With the battle over Ohio EdChoice looming, public and private schools waging war over who gets the student, lawsuits being filed, and lawmakers and school leaders wanting to do away with Ohio School report cards, when will we focus on the whole story, and the root cause for low-performing schools in the first place.
Let’s take a look.
The Ohio Department of Education (ODE) admits that not all children start on the same level playing field when they enter school. Different children learn differently for a multitude of reasons. And almost 1 in 4 children experience an adverse childhood experience (ACE) before they even start school. When a child experiences trauma, it’s challenging for them to learn. Trauma-informed care studies show that a student’s ability to learn decreases exponentially depending upon the amount of ACE’s they’ve endured.
Who’s assessing the degree of trauma that a child faces when they come into the school? Are these schools trauma-informed schools? Have the educators been trained to understand kids who’ve been exposed to trauma, and how to effectively help them to learn?
According to research from the Collaborative for Academic and Social and Emotional Learning (CASEL), only 29% of students feel their school provides a caring, encouraging environment. That’s alarming. According to a recent RISE research study, among 271 educators, 21% responded that they do not believe staff at the school would stop bullying when they see it. Over 40% of the educators surveyed don’t believe their school provides the materials, resources, and training necessary for them to support students’ social or emotional needs. What supports are schools putting in place to make certain students feel cared for and that they are encouraged?
CASEL reports that when social and emotional learning (SEL) is embedded into a school’s culture and curriculum, 27% more students improve their academic performance by the end of the program, 57% more students gain in their skills levels, 24% more students improve social behaviors and lower levels of distress, 23% more improve attitudes, and 22% more show fewer conduct problems.

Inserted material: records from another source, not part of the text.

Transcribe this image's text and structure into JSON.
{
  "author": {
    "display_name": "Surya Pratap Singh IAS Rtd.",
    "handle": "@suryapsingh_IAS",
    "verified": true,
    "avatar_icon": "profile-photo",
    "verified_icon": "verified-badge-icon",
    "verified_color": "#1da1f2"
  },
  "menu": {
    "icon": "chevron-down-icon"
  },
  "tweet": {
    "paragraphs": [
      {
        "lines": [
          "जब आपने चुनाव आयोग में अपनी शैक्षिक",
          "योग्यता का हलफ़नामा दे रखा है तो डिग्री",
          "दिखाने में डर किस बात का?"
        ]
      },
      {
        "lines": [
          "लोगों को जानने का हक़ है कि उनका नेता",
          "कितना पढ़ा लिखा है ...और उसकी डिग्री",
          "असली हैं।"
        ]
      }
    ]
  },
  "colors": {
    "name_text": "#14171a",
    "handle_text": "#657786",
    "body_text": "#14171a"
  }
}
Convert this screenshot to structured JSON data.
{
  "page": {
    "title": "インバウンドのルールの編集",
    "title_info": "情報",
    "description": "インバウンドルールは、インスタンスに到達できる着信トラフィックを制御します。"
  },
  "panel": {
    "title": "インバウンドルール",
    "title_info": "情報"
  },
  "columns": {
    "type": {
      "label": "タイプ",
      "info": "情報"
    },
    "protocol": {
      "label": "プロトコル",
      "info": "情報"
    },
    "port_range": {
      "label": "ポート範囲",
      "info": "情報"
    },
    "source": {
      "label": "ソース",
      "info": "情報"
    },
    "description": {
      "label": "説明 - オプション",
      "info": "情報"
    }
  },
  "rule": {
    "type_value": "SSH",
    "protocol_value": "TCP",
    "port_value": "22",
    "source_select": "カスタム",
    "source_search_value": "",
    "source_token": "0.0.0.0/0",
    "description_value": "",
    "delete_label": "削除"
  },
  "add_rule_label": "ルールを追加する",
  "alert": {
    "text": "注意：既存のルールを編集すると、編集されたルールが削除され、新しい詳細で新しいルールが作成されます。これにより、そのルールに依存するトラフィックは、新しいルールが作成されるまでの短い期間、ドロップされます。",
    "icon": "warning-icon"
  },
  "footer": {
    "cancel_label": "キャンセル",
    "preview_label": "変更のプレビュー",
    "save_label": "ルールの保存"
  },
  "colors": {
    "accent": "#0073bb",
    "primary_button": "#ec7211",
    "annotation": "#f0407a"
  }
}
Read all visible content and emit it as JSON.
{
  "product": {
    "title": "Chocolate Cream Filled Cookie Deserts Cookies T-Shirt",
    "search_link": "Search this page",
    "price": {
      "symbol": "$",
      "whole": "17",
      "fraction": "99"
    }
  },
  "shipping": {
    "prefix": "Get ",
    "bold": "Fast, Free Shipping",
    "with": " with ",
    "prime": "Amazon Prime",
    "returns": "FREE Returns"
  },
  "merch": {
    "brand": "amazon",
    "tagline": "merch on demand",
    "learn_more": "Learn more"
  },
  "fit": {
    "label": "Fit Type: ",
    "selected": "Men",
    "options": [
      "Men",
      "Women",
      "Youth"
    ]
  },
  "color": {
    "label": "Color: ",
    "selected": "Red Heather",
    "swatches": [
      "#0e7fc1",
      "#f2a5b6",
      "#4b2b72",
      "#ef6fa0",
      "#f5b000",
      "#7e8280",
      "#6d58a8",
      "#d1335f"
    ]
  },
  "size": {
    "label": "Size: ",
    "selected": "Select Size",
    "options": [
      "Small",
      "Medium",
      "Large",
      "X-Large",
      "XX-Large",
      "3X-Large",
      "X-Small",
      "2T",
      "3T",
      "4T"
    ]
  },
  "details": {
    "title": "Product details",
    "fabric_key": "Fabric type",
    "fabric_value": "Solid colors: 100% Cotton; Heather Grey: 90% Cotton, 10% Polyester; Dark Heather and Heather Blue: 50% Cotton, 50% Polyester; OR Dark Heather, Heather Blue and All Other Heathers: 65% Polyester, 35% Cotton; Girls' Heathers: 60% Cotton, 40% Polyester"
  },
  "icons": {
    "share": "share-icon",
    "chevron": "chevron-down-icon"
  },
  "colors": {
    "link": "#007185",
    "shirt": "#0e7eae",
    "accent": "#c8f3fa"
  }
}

SEL is listed as one of the four domains of learning in the ODE’s 2019-2024 strategic plan. How many schools have adopted social and emotional learning as a key strategy (not just a set-aside program, or a job for a select few SEL coaches) in their schools?
Ohio recognized that an achievement gap has been evident for more than 15 years, and that the state’s education system is not effectively meeting the needs of specific groups of students, such as African-American, Hispanic, English learners (EL), the economically disadvantaged, and students with disabilities. The ODE has listed equity as one of its three core principles. But how many schools have diversity and inclusion strategies that align with student success rates? What steps are these schools taking to effectively meet the needs of these specific students?
Ohio has 517 low-performing schools. Wouldn’t it be prudent for these 517 schools to share with the students, parents, and community about what steps they have taken to ENCOURAGE parents and students to STAY at their school?
The ODE says that “report cards are only one part of Ohio’s education story. We need to get a more complete picture by visiting the schools, talking to educators, parents and students.”
I couldn't agree more, and that’s exactly what I’ve been doing with my RISE program in schools in Northwest Ohio. In my experience, schools are not rushing to implement these strategies, even though the above strategies are a part of the ODE 2019-2024 strategic plan for educators. In fact, the ODE stresses that schools should address the needs of the “whole child,” and stamped the plan with the hashtag #EachChildOurFuture. What does that specifically mean for these 517 low-performing schools? Are they ready and equipped to RISE?
I encourage public schools to be more public and private schools to be less private and let us learn of your plans. We can start by having more community forums. I’m raising my hand to start.
Our first RISE Community Forum will be held in Toledo very soon. We hope to learn more from the schools in the above areas, to learn about their pain points. We’ll also learn what initiatives they have in place to encourage students to stay at their school. Who should attend this forum? School leaders, educators, parents, students, and the local Holland area community members.
This will be the first of MANY community forums, where I’m hoping we can learn, grow, unite, and keep helping our schools RISE!
Stay tuned for details.